What is Low Energy Availability?
When the energy (calories) we consume from food and drink is not enough to match the needs of exercise and everyday living, the body runs at an ‘energy’ deficit. If this deficit is severe and lasts long enough it can lead to a situation known as low energy availability (LEA).
LEA forces the body’s systems to adapt to the lower energy levels, which compromises and reduces the energy available to the body for key functions such as bone health, reproduction, and immunity. Ultimately, this increases the risk of multiple health problems.
LEA is formally defined as having “limited energy available to support the normal body functions, once the energy expended through exercise is subtracted from the total dietary energy intake.”
Risk Factors of LEA
LEA is more common in individuals who participate in sports:
- That are endurance based (e.g. Triathlon, distance running)
- Where lean or light body types are often considered good for performance (e.g. cycling, running, rowing, gymnastics)
- Where a weight category is implemented for competition (e.g. light-weight rowing, weightlifting, combat sports).
However, LEA can occur with any body type, at any body mass and in both men and women. Any individual exercising is at risk of developing LEA.
How does LEA start?
In many athletes, LEA is the result of accidentally not meeting the energy needs of their sport, exercise activity or daily life.
Athletes may find themselves to have LEA due to a lack of knowledge or understanding of nutrition, being influenced by eating habits of others or other social factors such as dietary trends or social media.
This accidental LEA may be due to:
- An increase in training volume and/or intensity without increasing dietary energy intake
- Lack of time or thought for food preparation/organisation
- Eliminating foods/food groups
LEA can also result from ‘disordered eating behaviours’ or formal ‘eating disorders’ which may cause significant health concerns. This may include excessive ‘calorie (energy) counting’, skipping meals, binging or purging (vomiting), deliberately changing eating patterns to achieve a certain look, or using medications to cause weight loss without medical advice.
Common signs of LEA
Frequent or repeated illnesses (e.g. coughs, colds, skin infections, stomach bugs)
- Recurring injuries that do not get better (e.g. stress fractures)
- Tired, sluggish, not recovering from training
- Absent or irregular menstrual periods
- Poor concentration, reduced interest, low mood
- Under performing in training and competition

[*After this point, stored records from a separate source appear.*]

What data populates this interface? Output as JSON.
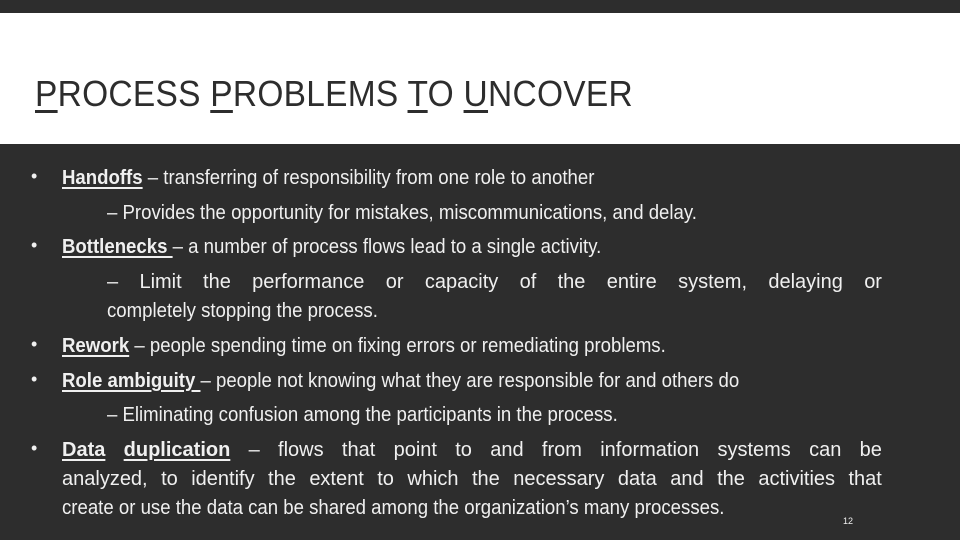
{
  "slide": {
    "title_parts": [
      {
        "text": "P",
        "underline": true
      },
      {
        "text": "ROCESS ",
        "underline": false
      },
      {
        "text": "P",
        "underline": true
      },
      {
        "text": "ROBLEMS ",
        "underline": false
      },
      {
        "text": "T",
        "underline": true
      },
      {
        "text": "O ",
        "underline": false
      },
      {
        "text": "U",
        "underline": true
      },
      {
        "text": "NCOVER",
        "underline": false
      }
    ],
    "bullets": [
      {
        "term": "Handoffs",
        "text": " – transferring of responsibility from one role to another",
        "sub": "– Provides the opportunity for mistakes, miscommunications, and delay."
      },
      {
        "term": "Bottlenecks ",
        "text": " – a number of process flows lead to a single activity.",
        "sub_words": [
          "–",
          "Limit",
          "the",
          "performance",
          "or",
          "capacity",
          "of",
          "the",
          "entire",
          "system,",
          "delaying",
          "or"
        ],
        "sub_cont": "completely stopping the process."
      },
      {
        "term": "Rework",
        "text": " – people spending time on fixing errors or remediating problems."
      },
      {
        "term": "Role ambiguity ",
        "text": " – people not knowing what they are responsible for and others do",
        "sub": "– Eliminating confusion among the participants in the process."
      },
      {
        "term1": "Data",
        "term2": "duplication ",
        "line1_words": [
          "–",
          "flows",
          "that",
          "point",
          "to",
          "and",
          "from",
          "information",
          "systems",
          "can",
          "be"
        ],
        "line2_words": [
          "analyzed,",
          "to",
          "identify",
          "the",
          "extent",
          "to",
          "which",
          "the",
          "necessary",
          "data",
          "and",
          "the",
          "activities",
          "that"
        ],
        "line3": "create or use the data can be shared among the organization’s many processes."
      }
    ],
    "page_number": "12",
    "colors": {
      "background": "#2d2d2d",
      "title_band": "#ffffff",
      "text": "#f0f0f0"
    }
  }
}
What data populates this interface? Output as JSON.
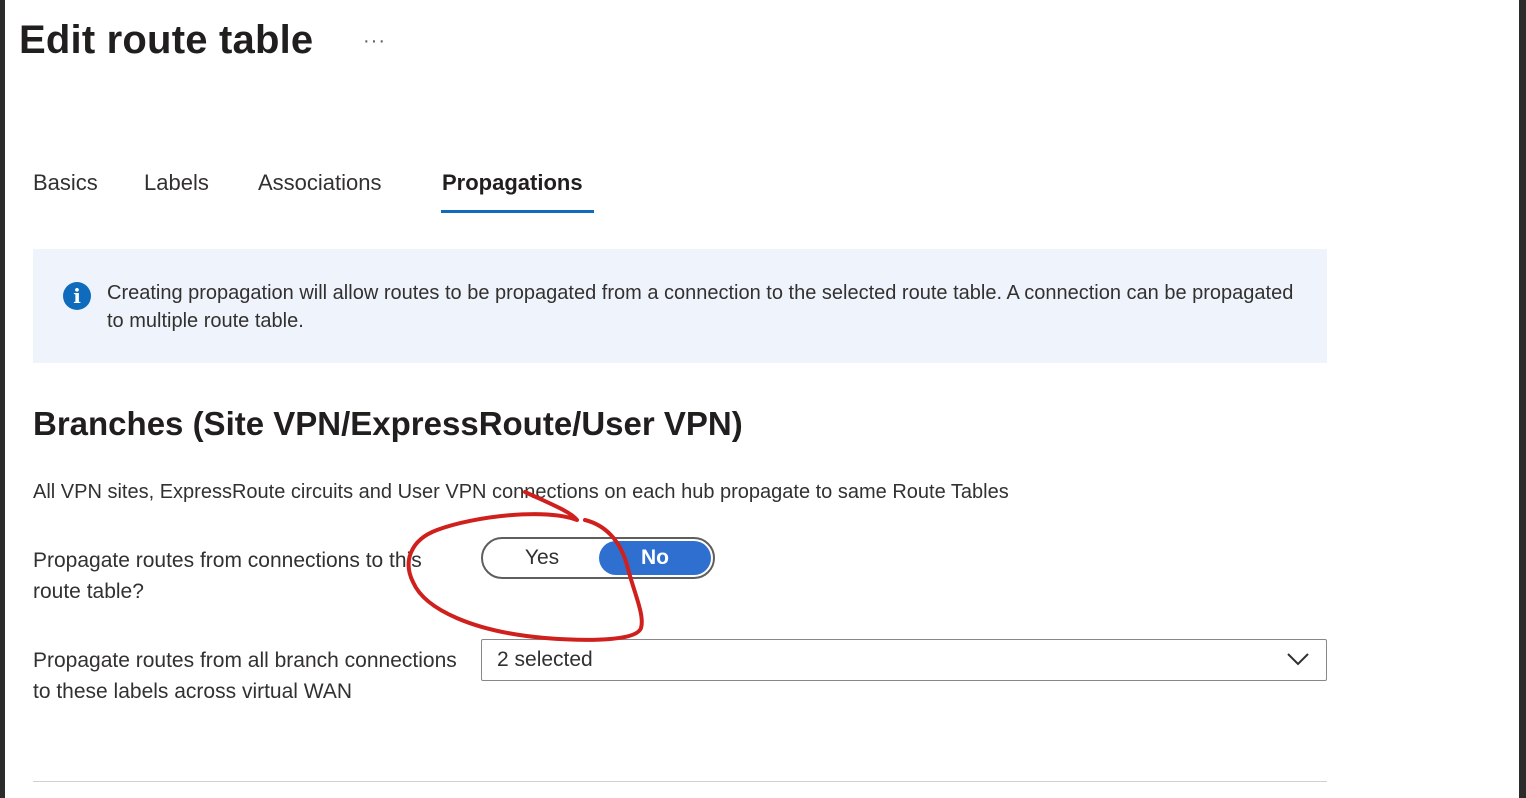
{
  "page": {
    "title": "Edit route table",
    "more_label": "···"
  },
  "tabs": [
    {
      "label": "Basics",
      "active": false
    },
    {
      "label": "Labels",
      "active": false
    },
    {
      "label": "Associations",
      "active": false
    },
    {
      "label": "Propagations",
      "active": true
    }
  ],
  "info": {
    "icon": "info-icon",
    "icon_glyph": "i",
    "text": "Creating propagation will allow routes to be propagated from a connection to the selected route table. A connection can be propagated to multiple route table."
  },
  "branches": {
    "heading": "Branches (Site VPN/ExpressRoute/User VPN)",
    "description": "All VPN sites, ExpressRoute circuits and User VPN connections on each hub propagate to same Route Tables",
    "propagate_label": "Propagate routes from connections to this route table?",
    "toggle": {
      "yes_label": "Yes",
      "no_label": "No",
      "selected": "No"
    },
    "labels_label": "Propagate routes from all branch connections to these labels across virtual WAN",
    "labels_value": "2 selected"
  },
  "colors": {
    "accent": "#0f6cbd",
    "toggle_on": "#2f6fd0",
    "info_bg": "#eff4fc",
    "annotation": "#d0201d"
  }
}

LEA is not always accompanied by weight loss. The body has amazing tricks to conserve energy for survival and can maintain overall body weight even when there is not enough energy. One method is shutting down ‘non-vital’ body systems such as the menstrual cycle (see HPSNZ menstrual cycle information sheet for more details). As a result, weight on its own is not a great guide to the presence or absence of LEA.
How to prevent LEA
- To prevent LEA a diet should provide enough energy to support the demands of exercise and life – this allows for optimal health, training adaptation, recovery, and performance.
- If there is an increase in training volume or intensity, energy intake should also increase to match the increase in energy expenditure.
- Understanding the energy value of food and the demands of exercise helps ensure athletes have a healthy approach to energy requirements.
- Be cautious of information and trends on social and mainstream media.
- Utilise HPSNZ nutrition, physiology and medical experts for support and advice around energy availability.
What is relative energy deficiency in sport (RED-S)?
Relative energy deficiency in sport is a syndrome that impairs the physiological function of athlete’s bodies and that can result in many negative health and performance outcomes. RED-S is caused by LEA. For further information on RED-S, see the HPSNZ RED-S Information Sheet.